GAA Eile sails wide of the post

Are you ready to begin? Sunday marks the start of the 2019 All-Ireland football championship, yes the summer is here.

It’s hard to believe that Leitrim’s last gasp extra-time winner in the Bronx’s was 12 months ago and while Mayo travel there this Sunday, the excitement of an upset is missing.

That last gasp Noel Plunkett point was one of the opening segment’s in RTE’s latest look inside the GAA, when on Monday Dara O’Cinneide’s GAA Eile launched on RTE One.

Billed as the follow onto the utterly boring and in reality pointless 2017 series GAA Nua, which focused on technology change in the GAA, O’Cinneide promised to ask the question with GAA Eile, where is the GAA going in this commercial era?

Episode one saw O’Cinneide state the bleeding obvious, the championship starts in New York, Dublin are the best team, Carlow and Leitrim have no hope of winning the All-Ireland, but the fans love cheering on their team.

Zero learnt there. The next question why are the Dubs so good? Well low and behold, the answer was organisation, funding and a good manager.

I can see my license fee is certainly been spent on excellent investigative journalism.

One point was brazenly raised, between 1995 and 2011 Dublin won zero All-Ireland’s football titles.

Ok, between 2011 and 2018 Dublin have landed six All-Ireland titles, but let’s open the brackets here, in the 35-years between 1983 and 2018 Dublin have won eight titles.

While in the same bracket Kerry have won 10 All-Ireland’s, three of those by the way had Mr.O’Cinneide on the Croke Park field, but let’s not talk about that as it may just lose some of the narrative.

Surely a more prudent question to ask is why in that 35-year period have just 10 counties lifted Sam Maguire and of those, Derry and Armagh have registered one each, the rest are multiple winners.

While O’Cinneide to his credit, did question how the Dubs dominance hasn’t been more far reaching, he made no mention of the fact, that the Dublin training ground had two dressing room’s after 1995, one for those with All-Ireland winners medals and one for those without.

The sure presence of which, showed the weakness of Mickey Whelan who succeeded Dr. Pat O’Neill as Dublin manager after the All-Ireland success of 95.

After that 1995 success Dublin didn’t manage to win the Leinster championship until 2002, failing to even make the final in 97 or 98.

Yes in reality Mickey Whelan was a failure of a Dublin manager, Tommy Carr in reality was also, definitely in Whelan’s case he never won over the players, but that fact in today’s GAA analysis sphere is something that doesn’t want to be mentioned.

30-minutes after sitting through another lame duck RTE/BAI funded GAA production, I’m left with this hollow feeling.

The same hollow feeling I had after watching the propagandist, but well produced “The Game” documentary, screened last summer on RTE One which told us, how hurling is the greatest game in the world without question, because Cu Chulainn told us so.

My question remains then, why is such a great, encompassing game, a) not played outside Ireland and b) barren from counties Longford, Sligo, Cavan, Monaghan and Tyrone, et all.

There is only so much propaganda even Josef Bogel can stomach.

I’m biased I’ve been told, I’m a GAA commentator who supported the deal with Sky Sports and whisper it now, enjoys watching GAA games on Sky.

I don’t get upset when RTE announce their TV schedule, because if I really want to see a match, I’ll make my way to it, or there is another medium called the radio which will paint the game’s picture with elegance and beauty.

I’m not totally keen on changing the rules, I question why the opposition managers have not thought out a plan that could kill “puke football”, rather than scream at Croke Park for change.

Three shows remain in GAA Eile, will we get the answer of where the GAA is going?
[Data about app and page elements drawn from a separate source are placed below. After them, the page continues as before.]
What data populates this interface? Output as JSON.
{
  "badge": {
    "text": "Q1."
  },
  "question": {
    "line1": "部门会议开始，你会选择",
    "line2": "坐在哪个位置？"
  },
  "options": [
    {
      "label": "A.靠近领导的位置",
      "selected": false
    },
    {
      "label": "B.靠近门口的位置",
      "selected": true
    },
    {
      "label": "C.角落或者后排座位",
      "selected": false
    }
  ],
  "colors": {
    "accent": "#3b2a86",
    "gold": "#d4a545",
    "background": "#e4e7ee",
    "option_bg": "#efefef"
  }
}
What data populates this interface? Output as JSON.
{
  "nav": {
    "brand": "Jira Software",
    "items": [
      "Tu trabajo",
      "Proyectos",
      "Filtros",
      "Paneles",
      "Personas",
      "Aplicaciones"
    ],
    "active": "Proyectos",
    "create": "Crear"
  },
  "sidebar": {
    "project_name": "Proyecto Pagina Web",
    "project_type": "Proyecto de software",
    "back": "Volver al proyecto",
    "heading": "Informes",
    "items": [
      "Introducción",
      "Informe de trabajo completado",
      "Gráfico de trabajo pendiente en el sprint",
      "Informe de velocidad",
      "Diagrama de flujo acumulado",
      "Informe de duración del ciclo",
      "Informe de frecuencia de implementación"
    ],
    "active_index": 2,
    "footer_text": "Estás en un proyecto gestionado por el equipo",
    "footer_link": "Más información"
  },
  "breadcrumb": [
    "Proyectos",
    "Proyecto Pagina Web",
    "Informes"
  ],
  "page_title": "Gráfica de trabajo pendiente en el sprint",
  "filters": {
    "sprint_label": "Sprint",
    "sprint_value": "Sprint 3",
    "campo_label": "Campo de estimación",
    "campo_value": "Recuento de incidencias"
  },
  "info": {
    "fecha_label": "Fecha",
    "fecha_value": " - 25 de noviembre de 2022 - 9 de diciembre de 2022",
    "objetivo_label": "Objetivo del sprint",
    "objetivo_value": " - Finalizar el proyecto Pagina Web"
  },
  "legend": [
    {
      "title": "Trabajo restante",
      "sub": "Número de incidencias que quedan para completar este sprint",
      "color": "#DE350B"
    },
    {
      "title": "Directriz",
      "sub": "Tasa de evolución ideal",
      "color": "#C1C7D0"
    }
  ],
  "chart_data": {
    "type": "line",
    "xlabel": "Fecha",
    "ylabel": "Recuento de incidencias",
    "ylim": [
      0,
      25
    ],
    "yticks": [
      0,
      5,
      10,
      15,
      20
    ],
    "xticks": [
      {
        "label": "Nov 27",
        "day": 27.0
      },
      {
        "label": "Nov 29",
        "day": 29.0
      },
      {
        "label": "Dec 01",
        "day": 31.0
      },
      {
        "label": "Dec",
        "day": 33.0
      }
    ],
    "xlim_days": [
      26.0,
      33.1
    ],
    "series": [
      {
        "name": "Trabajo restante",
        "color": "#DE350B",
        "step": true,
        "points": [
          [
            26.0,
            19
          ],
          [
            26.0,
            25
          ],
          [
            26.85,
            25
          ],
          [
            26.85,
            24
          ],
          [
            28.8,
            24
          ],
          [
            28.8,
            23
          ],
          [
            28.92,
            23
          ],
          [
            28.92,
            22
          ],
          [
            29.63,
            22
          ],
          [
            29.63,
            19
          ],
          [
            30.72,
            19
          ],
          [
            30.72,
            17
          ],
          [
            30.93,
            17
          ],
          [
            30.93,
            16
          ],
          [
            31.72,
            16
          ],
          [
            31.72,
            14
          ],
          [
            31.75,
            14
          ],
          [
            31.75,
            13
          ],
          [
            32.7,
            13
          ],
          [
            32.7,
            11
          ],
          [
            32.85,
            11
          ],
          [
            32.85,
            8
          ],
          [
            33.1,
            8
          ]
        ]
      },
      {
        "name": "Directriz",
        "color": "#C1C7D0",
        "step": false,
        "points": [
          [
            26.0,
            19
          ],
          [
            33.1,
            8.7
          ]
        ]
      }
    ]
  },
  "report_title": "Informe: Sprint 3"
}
On the surface of episode one, possibly not.

Will O’Cinneide get a third series? This time possibly exploring the benefits of Gaelic Games in the Antarctic? Maybe, but there are better stories in GAA circles then this.

Prayers of the faithful and TG4’s Laochra Gael are prime examples of quality production and journalism meeting on screen.

Have no fear though, the summer is here and as with the usual suspect GAA television programme, expect the usual ranking the counties features appearing in print.

As if editors and journalists a like, wrote into their calendar on January one, time to rank the counties, with the shock headline of 2019, Dublin get top spot and New York spot 33.

Still and all, that empty April has only made me hungry for my summer of Gaelic Games.